## Aim of the task
The line containing "Parse this screenshot: output" marks where copying starts, so set down that line and each one after it exactly, through the end of the records.

## Input material

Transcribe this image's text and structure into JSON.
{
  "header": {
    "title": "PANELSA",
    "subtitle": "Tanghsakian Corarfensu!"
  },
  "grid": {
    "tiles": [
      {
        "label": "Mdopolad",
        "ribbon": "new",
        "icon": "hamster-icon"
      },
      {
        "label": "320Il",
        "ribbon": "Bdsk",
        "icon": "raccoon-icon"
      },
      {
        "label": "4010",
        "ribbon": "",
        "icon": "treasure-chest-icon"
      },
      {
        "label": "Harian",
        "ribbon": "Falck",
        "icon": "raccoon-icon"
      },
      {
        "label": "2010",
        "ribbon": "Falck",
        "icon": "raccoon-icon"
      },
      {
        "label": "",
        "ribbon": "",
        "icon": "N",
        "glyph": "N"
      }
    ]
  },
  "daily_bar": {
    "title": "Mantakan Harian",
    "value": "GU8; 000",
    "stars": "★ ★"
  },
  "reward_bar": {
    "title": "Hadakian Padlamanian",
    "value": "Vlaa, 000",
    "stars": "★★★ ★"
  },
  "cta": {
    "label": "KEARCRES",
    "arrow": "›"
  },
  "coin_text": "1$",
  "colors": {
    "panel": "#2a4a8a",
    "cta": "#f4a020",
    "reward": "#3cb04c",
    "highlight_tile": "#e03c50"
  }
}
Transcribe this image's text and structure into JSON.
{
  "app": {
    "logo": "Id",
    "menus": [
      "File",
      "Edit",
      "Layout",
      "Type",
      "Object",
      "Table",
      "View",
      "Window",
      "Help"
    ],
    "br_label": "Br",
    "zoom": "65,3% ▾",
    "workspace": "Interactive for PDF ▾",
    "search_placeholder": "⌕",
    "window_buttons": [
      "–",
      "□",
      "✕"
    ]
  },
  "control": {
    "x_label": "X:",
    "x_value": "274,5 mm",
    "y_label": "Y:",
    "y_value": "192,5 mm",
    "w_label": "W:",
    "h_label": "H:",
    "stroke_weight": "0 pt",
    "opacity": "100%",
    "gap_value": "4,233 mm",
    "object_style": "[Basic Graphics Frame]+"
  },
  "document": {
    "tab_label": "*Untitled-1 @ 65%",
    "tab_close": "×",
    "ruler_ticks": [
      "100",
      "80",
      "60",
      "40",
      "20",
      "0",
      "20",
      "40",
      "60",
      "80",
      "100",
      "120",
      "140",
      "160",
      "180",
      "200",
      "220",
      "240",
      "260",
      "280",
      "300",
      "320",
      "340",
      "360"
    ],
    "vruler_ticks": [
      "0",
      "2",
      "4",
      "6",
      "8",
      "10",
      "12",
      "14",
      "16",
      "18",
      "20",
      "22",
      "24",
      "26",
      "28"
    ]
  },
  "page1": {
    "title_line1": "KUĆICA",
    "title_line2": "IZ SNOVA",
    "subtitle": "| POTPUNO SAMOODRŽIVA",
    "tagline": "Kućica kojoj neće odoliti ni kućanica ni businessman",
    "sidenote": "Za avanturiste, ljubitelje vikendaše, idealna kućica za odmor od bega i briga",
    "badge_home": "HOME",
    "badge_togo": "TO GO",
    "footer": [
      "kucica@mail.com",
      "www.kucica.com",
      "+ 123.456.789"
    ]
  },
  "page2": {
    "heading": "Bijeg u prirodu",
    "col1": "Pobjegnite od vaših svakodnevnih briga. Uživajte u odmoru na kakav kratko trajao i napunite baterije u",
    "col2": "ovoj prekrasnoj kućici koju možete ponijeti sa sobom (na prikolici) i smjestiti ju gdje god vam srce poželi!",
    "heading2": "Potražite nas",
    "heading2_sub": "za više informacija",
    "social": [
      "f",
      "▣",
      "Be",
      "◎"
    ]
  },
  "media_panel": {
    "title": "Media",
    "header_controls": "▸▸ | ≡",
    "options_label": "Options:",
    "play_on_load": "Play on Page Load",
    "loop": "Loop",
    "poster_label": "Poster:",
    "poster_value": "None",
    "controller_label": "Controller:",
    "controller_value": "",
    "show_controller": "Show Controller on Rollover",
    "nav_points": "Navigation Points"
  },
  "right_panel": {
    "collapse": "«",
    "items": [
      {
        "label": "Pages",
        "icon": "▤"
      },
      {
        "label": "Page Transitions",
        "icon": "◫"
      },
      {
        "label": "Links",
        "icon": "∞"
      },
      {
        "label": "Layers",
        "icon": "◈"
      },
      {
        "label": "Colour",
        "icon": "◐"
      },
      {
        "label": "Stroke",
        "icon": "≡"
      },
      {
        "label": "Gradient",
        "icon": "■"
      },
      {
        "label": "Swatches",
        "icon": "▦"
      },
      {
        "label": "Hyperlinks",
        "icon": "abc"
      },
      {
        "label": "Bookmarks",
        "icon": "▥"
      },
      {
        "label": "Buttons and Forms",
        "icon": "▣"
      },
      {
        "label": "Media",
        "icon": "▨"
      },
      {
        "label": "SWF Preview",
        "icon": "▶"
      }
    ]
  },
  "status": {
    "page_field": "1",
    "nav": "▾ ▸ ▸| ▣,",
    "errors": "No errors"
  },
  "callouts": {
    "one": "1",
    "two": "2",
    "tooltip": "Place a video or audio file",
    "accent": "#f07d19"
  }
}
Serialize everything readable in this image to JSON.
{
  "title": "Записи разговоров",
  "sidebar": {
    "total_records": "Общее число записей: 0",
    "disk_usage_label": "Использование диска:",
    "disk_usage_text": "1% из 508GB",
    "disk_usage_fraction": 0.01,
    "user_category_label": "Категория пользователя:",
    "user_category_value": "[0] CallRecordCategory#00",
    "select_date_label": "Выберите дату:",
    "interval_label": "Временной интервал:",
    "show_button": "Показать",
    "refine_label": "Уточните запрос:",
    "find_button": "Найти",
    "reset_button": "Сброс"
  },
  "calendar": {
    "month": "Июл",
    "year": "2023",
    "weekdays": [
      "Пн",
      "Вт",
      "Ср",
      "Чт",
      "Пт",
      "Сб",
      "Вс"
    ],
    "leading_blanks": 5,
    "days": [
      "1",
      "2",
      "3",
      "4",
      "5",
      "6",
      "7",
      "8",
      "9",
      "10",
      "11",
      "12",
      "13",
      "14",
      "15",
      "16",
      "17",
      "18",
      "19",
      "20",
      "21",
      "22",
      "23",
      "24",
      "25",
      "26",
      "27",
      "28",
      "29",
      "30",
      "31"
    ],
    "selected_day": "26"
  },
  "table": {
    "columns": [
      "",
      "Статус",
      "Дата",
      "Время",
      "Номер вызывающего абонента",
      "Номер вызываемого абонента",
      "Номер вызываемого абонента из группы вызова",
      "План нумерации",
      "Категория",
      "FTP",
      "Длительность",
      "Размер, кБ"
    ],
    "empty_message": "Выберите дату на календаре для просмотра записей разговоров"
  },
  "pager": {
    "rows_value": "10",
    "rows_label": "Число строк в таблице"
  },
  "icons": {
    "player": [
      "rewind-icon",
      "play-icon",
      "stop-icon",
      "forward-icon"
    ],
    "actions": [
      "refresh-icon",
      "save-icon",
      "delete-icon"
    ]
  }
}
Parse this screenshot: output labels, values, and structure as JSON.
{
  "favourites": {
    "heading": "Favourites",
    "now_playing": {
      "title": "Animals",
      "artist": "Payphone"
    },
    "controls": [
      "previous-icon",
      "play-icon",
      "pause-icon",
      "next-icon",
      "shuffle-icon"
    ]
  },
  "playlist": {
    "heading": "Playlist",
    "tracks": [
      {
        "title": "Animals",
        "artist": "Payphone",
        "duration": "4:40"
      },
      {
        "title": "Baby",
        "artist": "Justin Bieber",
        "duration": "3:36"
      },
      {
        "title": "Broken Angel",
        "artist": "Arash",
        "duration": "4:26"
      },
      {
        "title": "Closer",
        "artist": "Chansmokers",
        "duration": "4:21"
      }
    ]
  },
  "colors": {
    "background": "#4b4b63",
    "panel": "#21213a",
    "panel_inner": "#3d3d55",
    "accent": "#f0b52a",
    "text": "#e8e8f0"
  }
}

## Your response
Parse this screenshot: output labels, values, and structure as JSON.
{
  "favourites": {
    "heading": "Favourites",
    "now_playing": {
      "title": "Animals",
      "artist": "Payphone"
    },
    "controls": [
      "previous-icon",
      "play-icon",
      "pause-icon",
      "next-icon",
      "shuffle-icon"
    ]
  },
  "playlist": {
    "heading": "Playlist",
    "tracks": [
      {
        "title": "Animals",
        "artist": "Payphone",
        "duration": "4:40"
      },
      {
        "title": "Baby",
        "artist": "Justin Bieber",
        "duration": "3:36"
      },
      {
        "title": "Broken Angel",
        "artist": "Arash",
        "duration": "4:26"
      },
      {
        "title": "Closer",
        "artist": "Chansmokers",
        "duration": "4:21"
      }
    ]
  },
  "colors": {
    "background": "#4b4b63",
    "panel": "#21213a",
    "panel_inner": "#3d3d55",
    "accent": "#f0b52a",
    "text": "#e8e8f0"
  }
}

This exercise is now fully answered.